__Extracted material__.
───

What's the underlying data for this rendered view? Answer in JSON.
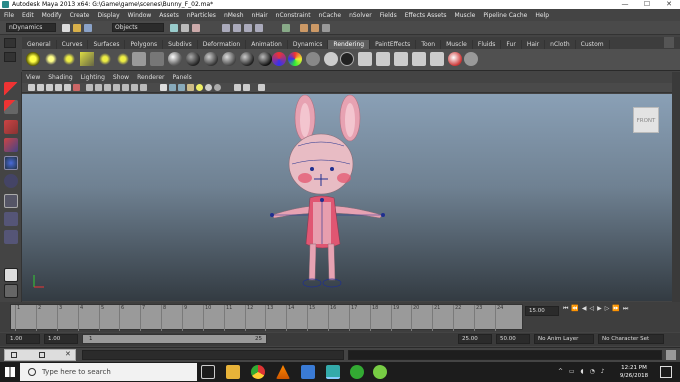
{
  "window": {
    "title": "Autodesk Maya 2013 x64: G:\\Game\\game\\scenes\\Bunny_F_02.ma*",
    "minimize": "—",
    "maximize": "☐",
    "close": "✕"
  },
  "menu": [
    "File",
    "Edit",
    "Modify",
    "Create",
    "Display",
    "Window",
    "Assets",
    "nParticles",
    "nMesh",
    "nHair",
    "nConstraint",
    "nCache",
    "nSolver",
    "Fields",
    "Effects Assets",
    "Muscle",
    "Pipeline Cache",
    "Help"
  ],
  "status_line": {
    "menu_set": "nDynamics",
    "selection_mask": "Objects"
  },
  "shelf_tabs": [
    "General",
    "Curves",
    "Surfaces",
    "Polygons",
    "Subdivs",
    "Deformation",
    "Animation",
    "Dynamics",
    "Rendering",
    "PaintEffects",
    "Toon",
    "Muscle",
    "Fluids",
    "Fur",
    "Hair",
    "nCloth",
    "Custom"
  ],
  "active_shelf_tab": "Rendering",
  "panel_menu": [
    "View",
    "Shading",
    "Lighting",
    "Show",
    "Renderer",
    "Panels"
  ],
  "view_cube": {
    "label": "FRONT"
  },
  "timeline": {
    "ticks": [
      "1",
      "2",
      "3",
      "4",
      "5",
      "6",
      "7",
      "8",
      "9",
      "10",
      "11",
      "12",
      "13",
      "14",
      "15",
      "16",
      "17",
      "18",
      "19",
      "20",
      "21",
      "22",
      "23",
      "24"
    ],
    "current_time": "15.00"
  },
  "range": {
    "start_time": "1.00",
    "playback_start": "1.00",
    "range_left": "1",
    "range_mid": "25",
    "playback_end": "25.00",
    "end_time": "50.00",
    "anim_layer": "No Anim Layer",
    "character_set": "No Character Set"
  },
  "taskbar": {
    "search_placeholder": "Type here to search",
    "time": "12:21 PM",
    "date": "9/26/2018"
  },
  "colors": {
    "viewport_top": "#8aa0b6",
    "viewport_bottom": "#333b42",
    "bunny_body": "#e7a2b2",
    "selection_blue": "#1f2f8f"
  }
}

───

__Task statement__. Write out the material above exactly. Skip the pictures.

__Answer to the problem__.
What's the underlying data for this rendered view? Answer in JSON.
{
  "window": {
    "title": "Autodesk Maya 2013 x64: G:\\Game\\game\\scenes\\Bunny_F_02.ma*",
    "minimize": "—",
    "maximize": "☐",
    "close": "✕"
  },
  "menu": [
    "File",
    "Edit",
    "Modify",
    "Create",
    "Display",
    "Window",
    "Assets",
    "nParticles",
    "nMesh",
    "nHair",
    "nConstraint",
    "nCache",
    "nSolver",
    "Fields",
    "Effects Assets",
    "Muscle",
    "Pipeline Cache",
    "Help"
  ],
  "status_line": {
    "menu_set": "nDynamics",
    "selection_mask": "Objects"
  },
  "shelf_tabs": [
    "General",
    "Curves",
    "Surfaces",
    "Polygons",
    "Subdivs",
    "Deformation",
    "Animation",
    "Dynamics",
    "Rendering",
    "PaintEffects",
    "Toon",
    "Muscle",
    "Fluids",
    "Fur",
    "Hair",
    "nCloth",
    "Custom"
  ],
  "active_shelf_tab": "Rendering",
  "panel_menu": [
    "View",
    "Shading",
    "Lighting",
    "Show",
    "Renderer",
    "Panels"
  ],
  "view_cube": {
    "label": "FRONT"
  },
  "timeline": {
    "ticks": [
      "1",
      "2",
      "3",
      "4",
      "5",
      "6",
      "7",
      "8",
      "9",
      "10",
      "11",
      "12",
      "13",
      "14",
      "15",
      "16",
      "17",
      "18",
      "19",
      "20",
      "21",
      "22",
      "23",
      "24"
    ],
    "current_time": "15.00"
  },
  "range": {
    "start_time": "1.00",
    "playback_start": "1.00",
    "range_left": "1",
    "range_mid": "25",
    "playback_end": "25.00",
    "end_time": "50.00",
    "anim_layer": "No Anim Layer",
    "character_set": "No Character Set"
  },
  "taskbar": {
    "search_placeholder": "Type here to search",
    "time": "12:21 PM",
    "date": "9/26/2018"
  },
  "colors": {
    "viewport_top": "#8aa0b6",
    "viewport_bottom": "#333b42",
    "bunny_body": "#e7a2b2",
    "selection_blue": "#1f2f8f"
  }
}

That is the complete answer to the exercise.